The need for primary-school teachers is expected to drop by 4,000 by 2030 in Finland, shows a new study by Perlacon. (Vesa Moilanen – Lehtikuva)


ALTHOUGH THE AGEING of the Finnish population has been the subject of widespread public discussion for quite some time, the projections remain sobering: the number of working-age people is to decrease by 70,000 and that of over 74-year-old people by 280,000 by 2030.

This is highlighted in a study conducted on commission from the Association of Finnish Municipalities by Perlacon, a Finnish consultancy specialising in municipal finance and administration.

The objective of the study was to examine the changes required in municipal services and their costs in all municipalities and regions in mainland Finland in 2018–2030.

Perlacon concluded that the change is massive especially in light of the short, 10-year time frame, saying that the changes in age groups are currently “larger, more expensive and more difficult to manage than ever before”.

One way to illustrate the extent of the change is to juxtapose the decrease in the need for school and kindergarten teachers with the increase in the need for elderly care professionals.

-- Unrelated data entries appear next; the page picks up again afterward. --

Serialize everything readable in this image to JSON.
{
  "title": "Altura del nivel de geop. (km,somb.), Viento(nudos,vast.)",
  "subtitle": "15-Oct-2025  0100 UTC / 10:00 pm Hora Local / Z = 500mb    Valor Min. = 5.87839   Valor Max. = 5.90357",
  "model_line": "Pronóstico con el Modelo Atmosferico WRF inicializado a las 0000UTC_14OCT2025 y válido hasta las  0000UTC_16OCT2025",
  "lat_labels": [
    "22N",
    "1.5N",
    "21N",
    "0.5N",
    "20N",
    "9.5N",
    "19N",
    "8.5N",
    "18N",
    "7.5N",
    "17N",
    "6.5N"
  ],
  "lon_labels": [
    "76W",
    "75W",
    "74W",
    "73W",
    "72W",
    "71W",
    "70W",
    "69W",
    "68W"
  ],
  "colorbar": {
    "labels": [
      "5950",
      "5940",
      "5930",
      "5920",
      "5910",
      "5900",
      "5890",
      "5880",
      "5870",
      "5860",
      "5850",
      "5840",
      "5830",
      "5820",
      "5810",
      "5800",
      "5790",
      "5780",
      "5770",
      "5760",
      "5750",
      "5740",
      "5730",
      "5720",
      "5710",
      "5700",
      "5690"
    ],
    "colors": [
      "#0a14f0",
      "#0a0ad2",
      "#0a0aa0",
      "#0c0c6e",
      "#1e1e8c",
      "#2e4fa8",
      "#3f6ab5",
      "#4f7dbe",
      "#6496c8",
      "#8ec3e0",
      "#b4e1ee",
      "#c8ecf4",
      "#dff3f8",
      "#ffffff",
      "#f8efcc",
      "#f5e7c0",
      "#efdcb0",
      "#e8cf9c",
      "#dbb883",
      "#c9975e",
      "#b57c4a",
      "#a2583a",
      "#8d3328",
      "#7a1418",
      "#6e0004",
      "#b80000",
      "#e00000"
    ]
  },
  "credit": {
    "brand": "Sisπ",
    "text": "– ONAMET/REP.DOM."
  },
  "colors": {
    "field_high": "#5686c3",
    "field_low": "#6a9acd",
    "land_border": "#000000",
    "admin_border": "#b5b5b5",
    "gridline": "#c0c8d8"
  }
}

The study found that the need for early-childhood education professionals will drop by 8,000 and that for primary school teachers by 4,000 in Finland by 2030. Accelerating population change, meanwhile, will create a demand for 14,000–16,000 new pairs of hands in the field of elderly care in the 2020s.

The number of children in early-childhood and basic education is projected to drop in, for example, South-west Finland. Kari Häkämies, a mayor at the Regional Council of South-west Finland, conceded that the slumping birth rate will force municipalities to cut from education and invest in elderly care.

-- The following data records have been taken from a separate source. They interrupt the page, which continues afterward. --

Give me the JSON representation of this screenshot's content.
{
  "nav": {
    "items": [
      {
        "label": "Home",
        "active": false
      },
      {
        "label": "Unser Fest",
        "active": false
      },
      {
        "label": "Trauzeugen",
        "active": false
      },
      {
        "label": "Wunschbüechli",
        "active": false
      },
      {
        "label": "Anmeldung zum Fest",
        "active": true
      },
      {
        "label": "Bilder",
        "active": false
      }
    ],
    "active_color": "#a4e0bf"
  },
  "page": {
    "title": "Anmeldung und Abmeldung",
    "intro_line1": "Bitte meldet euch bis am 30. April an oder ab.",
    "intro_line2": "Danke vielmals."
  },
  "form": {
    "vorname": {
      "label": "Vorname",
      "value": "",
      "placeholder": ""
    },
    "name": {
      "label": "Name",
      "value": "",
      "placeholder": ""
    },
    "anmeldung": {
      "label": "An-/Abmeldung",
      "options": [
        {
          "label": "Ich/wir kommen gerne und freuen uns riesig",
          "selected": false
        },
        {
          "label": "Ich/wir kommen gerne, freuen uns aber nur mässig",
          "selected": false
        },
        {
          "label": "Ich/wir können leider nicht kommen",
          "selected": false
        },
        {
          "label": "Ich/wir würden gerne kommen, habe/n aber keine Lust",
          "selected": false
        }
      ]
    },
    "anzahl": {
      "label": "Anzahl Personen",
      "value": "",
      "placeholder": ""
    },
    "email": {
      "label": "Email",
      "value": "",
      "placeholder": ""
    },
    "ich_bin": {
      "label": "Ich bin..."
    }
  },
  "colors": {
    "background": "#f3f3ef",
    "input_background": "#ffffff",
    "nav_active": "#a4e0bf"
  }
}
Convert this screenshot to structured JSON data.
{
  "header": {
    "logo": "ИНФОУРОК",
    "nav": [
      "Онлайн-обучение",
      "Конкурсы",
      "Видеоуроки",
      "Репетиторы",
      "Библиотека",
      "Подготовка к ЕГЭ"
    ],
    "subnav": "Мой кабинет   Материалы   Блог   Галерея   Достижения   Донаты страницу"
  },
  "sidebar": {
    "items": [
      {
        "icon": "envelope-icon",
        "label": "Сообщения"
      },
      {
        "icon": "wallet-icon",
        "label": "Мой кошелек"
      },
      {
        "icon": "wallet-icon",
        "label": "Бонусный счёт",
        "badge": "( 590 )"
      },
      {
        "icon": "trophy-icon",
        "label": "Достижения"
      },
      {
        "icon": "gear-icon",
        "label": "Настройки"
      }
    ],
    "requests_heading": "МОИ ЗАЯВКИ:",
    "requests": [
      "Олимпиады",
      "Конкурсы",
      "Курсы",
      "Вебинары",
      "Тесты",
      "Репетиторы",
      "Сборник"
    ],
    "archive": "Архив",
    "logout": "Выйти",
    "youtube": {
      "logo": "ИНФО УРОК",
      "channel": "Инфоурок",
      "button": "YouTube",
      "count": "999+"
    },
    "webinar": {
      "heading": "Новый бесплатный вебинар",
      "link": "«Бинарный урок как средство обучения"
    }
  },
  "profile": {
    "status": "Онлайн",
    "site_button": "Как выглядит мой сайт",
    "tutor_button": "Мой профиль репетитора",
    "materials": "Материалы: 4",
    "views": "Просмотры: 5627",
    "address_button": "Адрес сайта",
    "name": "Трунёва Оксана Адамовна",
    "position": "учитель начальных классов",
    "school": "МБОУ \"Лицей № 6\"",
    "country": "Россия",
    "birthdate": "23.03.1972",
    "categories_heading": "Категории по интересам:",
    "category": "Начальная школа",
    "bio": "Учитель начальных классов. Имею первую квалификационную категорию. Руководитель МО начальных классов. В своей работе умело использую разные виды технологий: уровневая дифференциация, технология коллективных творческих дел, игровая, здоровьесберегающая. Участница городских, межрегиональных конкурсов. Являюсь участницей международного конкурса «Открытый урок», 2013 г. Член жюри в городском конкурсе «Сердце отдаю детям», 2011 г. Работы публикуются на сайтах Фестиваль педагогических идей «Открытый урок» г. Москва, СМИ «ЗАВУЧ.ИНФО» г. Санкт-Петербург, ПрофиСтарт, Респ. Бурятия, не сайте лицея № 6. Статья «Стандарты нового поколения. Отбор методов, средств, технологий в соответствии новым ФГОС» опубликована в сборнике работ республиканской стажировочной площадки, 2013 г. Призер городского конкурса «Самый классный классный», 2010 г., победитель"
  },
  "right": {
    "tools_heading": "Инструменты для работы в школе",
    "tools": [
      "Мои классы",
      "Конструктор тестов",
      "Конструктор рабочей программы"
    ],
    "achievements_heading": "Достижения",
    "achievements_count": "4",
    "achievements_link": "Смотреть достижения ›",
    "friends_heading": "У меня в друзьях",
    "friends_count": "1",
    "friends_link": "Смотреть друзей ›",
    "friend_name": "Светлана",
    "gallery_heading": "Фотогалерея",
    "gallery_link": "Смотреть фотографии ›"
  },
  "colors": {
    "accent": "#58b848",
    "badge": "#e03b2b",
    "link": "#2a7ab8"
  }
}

“It though it feels harsh to say, municipalities have to cut personnel in child and youth services and increase add personnel in elderly services,” he said.

“Perlacon’s study indicates that there will be around 900 too many early-childhood and basic education teachers [in South-west Finland] in 2030. Meanwhile, there will be a shortage of roughly 1,500 nurses.”

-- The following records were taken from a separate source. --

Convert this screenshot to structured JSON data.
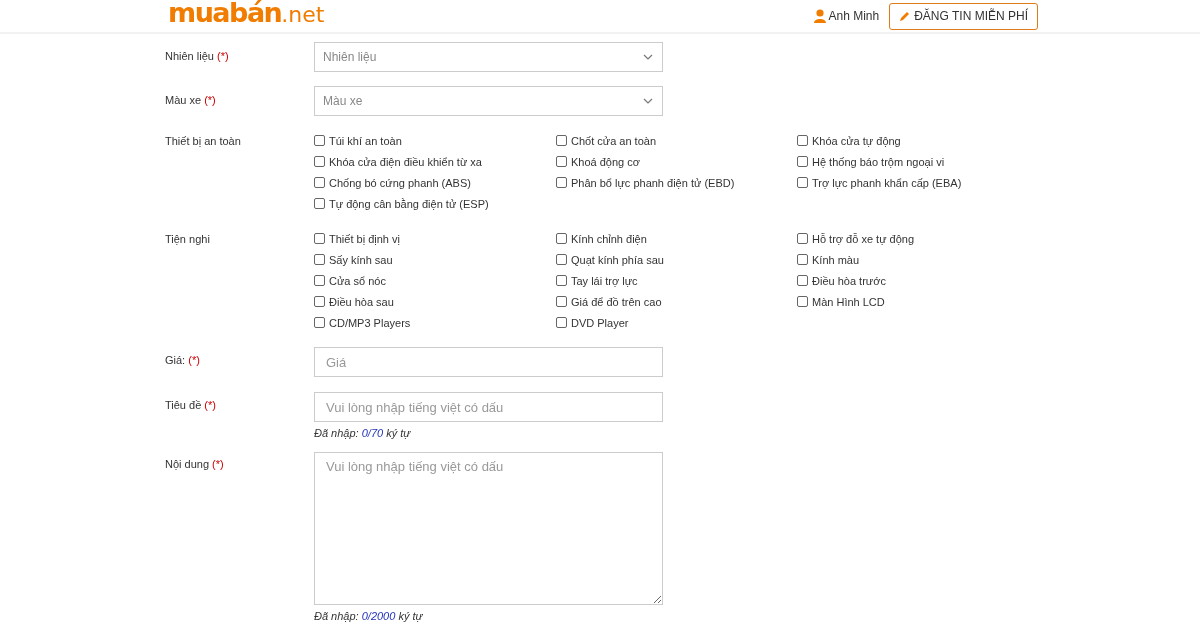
{
  "header": {
    "logo": {
      "name": "muabán",
      "tld": ".net"
    },
    "user": "Anh Minh",
    "post_button": "ĐĂNG TIN MIỄN PHÍ"
  },
  "fields": [
    {
      "kind": "select",
      "label": "Nhiên liệu",
      "required_mark": "(*)",
      "placeholder": "Nhiên liệu"
    },
    {
      "kind": "select",
      "label": "Màu xe",
      "required_mark": "(*)",
      "placeholder": "Màu xe"
    },
    {
      "kind": "checkgroup",
      "label": "Thiết bị an toàn",
      "options": [
        {
          "label": "Túi khí an toàn",
          "checked": false
        },
        {
          "label": "Chốt cửa an toàn",
          "checked": false
        },
        {
          "label": "Khóa cửa tự động",
          "checked": false
        },
        {
          "label": "Khóa cửa điện điều khiển từ xa",
          "checked": false
        },
        {
          "label": "Khoá động cơ",
          "checked": false
        },
        {
          "label": "Hệ thống báo trộm ngoại vi",
          "checked": false
        },
        {
          "label": "Chống bó cứng phanh (ABS)",
          "checked": false
        },
        {
          "label": "Phân bổ lực phanh điện tử (EBD)",
          "checked": false
        },
        {
          "label": "Trợ lực phanh khẩn cấp (EBA)",
          "checked": false
        },
        {
          "label": "Tự động cân bằng điện tử (ESP)",
          "checked": false
        }
      ]
    },
    {
      "kind": "checkgroup",
      "label": "Tiện nghi",
      "options": [
        {
          "label": "Thiết bị định vị",
          "checked": false
        },
        {
          "label": "Kính chỉnh điện",
          "checked": false
        },
        {
          "label": "Hỗ trợ đỗ xe tự động",
          "checked": false
        },
        {
          "label": "Sấy kính sau",
          "checked": false
        },
        {
          "label": "Quạt kính phía sau",
          "checked": false
        },
        {
          "label": "Kính màu",
          "checked": false
        },
        {
          "label": "Cửa sổ nóc",
          "checked": false
        },
        {
          "label": "Tay lái trợ lực",
          "checked": false
        },
        {
          "label": "Điều hòa trước",
          "checked": false
        },
        {
          "label": "Điều hòa sau",
          "checked": false
        },
        {
          "label": "Giá để đồ trên cao",
          "checked": false
        },
        {
          "label": "Màn Hình LCD",
          "checked": false
        },
        {
          "label": "CD/MP3 Players",
          "checked": false
        },
        {
          "label": "DVD Player",
          "checked": false
        }
      ]
    },
    {
      "kind": "input",
      "label": "Giá:",
      "required_mark": "(*)",
      "placeholder": "Giá"
    },
    {
      "kind": "input",
      "label": "Tiêu đề",
      "required_mark": "(*)",
      "placeholder": "Vui lòng nhập tiếng việt có dấu",
      "counter": {
        "prefix": "Đã nhập:",
        "count": "0/70",
        "suffix": "ký tự"
      }
    },
    {
      "kind": "textarea",
      "label": "Nội dung",
      "required_mark": "(*)",
      "placeholder": "Vui lòng nhập tiếng việt có dấu",
      "counter": {
        "prefix": "Đã nhập:",
        "count": "0/2000",
        "suffix": "ký tự"
      }
    }
  ]
}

The adaptation is made slightly easier by the fact that, nationwide, around 17,000 employees in the field of early-childhood education and 12,000 employees in the field of basic education are expected to retire by the end of the newly started decade. Another facilitating factor is the differences in wage structures: while primary school teachers earn 56,000 euros and kindergarten teachers 39,000 euros, elderly care professionals earn 38,000 euros.

Perlacon calculated that the necessary increase in elderly care professionals will cost 600 million euros, while the cuts in early-childhood and basic education will create savings of 550 million euros.

The study also indicates that although the birth rate will continue to slide in all regions in the 2020s, the population will continue to grow in Uusimaa, Pirkanmaa and South-west Finland.

The Association of Finnish Municipalities (Kuntaliitto) reminded that regions with net migration gains will see an up-tick in costs due to the rising demand for services and the little tax revenue brought by young people.

“The costs can turn into revenues over time, if the young people end up staying in the area, gradually start to pay more taxes and use less services,” it added.

The demographic changes will also have an impact on the investments and fixed asses of municipalities. Population-loss areas will see buildings become vacant, while population-growth areas will have to invest a total of three billion euros in construction – two-thirds of which is accounted for by Uusimaa.

Kuntaliitto also expressed its confidence that population ageing will not topple municipal finances as long as municipalities react to the changes quickly and overhaul their service structure in the next 10 years.

“Adjusting is possible, but the window will only be open for a short time,” emphasised Timo Reina, deputy managing director at Kuntaliitto.

Aleksi Teivainen – HT
Source: Uusi Suomi